▸ EXERCISE PROMPT
What is the number of lines in the data that hold the string "typescript"? Reply with that number only.

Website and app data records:

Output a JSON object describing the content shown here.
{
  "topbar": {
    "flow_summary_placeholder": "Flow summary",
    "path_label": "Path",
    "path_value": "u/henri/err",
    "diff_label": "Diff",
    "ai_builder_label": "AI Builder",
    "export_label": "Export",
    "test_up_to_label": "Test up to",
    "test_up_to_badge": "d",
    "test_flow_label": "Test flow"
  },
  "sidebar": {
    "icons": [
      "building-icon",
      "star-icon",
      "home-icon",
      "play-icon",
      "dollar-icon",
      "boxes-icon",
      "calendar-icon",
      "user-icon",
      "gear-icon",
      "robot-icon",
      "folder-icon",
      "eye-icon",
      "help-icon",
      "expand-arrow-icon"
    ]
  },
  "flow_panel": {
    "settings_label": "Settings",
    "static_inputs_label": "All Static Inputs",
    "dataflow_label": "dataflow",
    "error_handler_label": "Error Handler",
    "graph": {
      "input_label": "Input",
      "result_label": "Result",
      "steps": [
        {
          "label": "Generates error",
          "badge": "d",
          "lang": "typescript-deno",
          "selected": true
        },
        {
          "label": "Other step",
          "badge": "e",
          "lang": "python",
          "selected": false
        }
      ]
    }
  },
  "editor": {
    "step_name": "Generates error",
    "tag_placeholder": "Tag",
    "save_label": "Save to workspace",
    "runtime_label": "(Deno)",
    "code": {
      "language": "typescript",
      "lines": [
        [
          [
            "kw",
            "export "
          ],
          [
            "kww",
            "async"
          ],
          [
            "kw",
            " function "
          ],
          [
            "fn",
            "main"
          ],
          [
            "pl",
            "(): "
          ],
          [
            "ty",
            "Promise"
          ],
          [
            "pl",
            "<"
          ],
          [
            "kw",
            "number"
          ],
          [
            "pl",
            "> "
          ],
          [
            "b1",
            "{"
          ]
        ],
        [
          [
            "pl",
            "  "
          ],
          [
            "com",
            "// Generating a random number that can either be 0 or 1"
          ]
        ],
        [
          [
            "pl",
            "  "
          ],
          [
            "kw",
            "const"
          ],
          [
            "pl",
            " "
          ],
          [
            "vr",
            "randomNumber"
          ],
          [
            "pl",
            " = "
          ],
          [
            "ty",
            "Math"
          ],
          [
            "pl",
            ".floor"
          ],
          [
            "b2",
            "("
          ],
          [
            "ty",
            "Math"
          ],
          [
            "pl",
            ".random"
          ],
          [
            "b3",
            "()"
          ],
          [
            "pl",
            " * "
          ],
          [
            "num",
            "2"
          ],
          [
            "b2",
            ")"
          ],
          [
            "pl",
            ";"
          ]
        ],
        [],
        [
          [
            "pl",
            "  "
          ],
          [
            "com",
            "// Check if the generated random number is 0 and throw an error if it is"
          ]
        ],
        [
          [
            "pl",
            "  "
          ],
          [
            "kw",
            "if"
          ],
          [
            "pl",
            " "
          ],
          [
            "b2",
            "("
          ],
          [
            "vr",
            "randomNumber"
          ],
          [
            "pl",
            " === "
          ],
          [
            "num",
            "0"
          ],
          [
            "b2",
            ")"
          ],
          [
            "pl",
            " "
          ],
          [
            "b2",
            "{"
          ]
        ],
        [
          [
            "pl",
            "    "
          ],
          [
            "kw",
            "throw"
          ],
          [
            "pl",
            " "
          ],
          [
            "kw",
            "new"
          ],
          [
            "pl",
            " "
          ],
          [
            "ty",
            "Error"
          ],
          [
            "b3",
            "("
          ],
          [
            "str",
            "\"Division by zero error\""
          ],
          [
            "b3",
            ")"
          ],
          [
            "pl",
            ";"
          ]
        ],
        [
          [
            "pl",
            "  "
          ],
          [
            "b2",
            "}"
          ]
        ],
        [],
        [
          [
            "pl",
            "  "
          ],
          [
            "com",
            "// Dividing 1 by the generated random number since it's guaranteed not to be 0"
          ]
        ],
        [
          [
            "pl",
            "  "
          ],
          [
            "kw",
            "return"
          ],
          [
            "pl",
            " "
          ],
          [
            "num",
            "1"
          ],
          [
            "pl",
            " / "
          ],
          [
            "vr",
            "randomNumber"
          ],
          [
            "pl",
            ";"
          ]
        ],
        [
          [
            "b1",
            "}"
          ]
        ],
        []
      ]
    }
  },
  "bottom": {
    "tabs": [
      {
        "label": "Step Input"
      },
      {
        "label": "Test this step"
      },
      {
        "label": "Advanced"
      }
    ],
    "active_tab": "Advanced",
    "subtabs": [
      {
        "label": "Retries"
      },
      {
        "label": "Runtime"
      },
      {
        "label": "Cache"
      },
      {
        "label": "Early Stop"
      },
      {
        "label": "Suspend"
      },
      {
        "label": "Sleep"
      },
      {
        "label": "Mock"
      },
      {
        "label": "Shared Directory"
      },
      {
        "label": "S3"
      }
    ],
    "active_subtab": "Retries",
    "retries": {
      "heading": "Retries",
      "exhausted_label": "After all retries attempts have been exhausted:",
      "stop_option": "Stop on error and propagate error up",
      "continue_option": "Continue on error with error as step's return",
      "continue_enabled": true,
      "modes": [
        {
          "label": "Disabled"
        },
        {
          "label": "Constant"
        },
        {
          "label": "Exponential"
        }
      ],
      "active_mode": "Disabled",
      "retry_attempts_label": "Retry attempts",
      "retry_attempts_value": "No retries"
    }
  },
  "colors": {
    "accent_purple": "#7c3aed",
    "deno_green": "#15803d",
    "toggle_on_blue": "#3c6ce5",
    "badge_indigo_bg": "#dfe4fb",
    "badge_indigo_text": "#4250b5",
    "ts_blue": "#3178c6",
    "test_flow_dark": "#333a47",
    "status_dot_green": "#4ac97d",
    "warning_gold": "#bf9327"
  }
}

▸ RESULT OF THIS TASK
2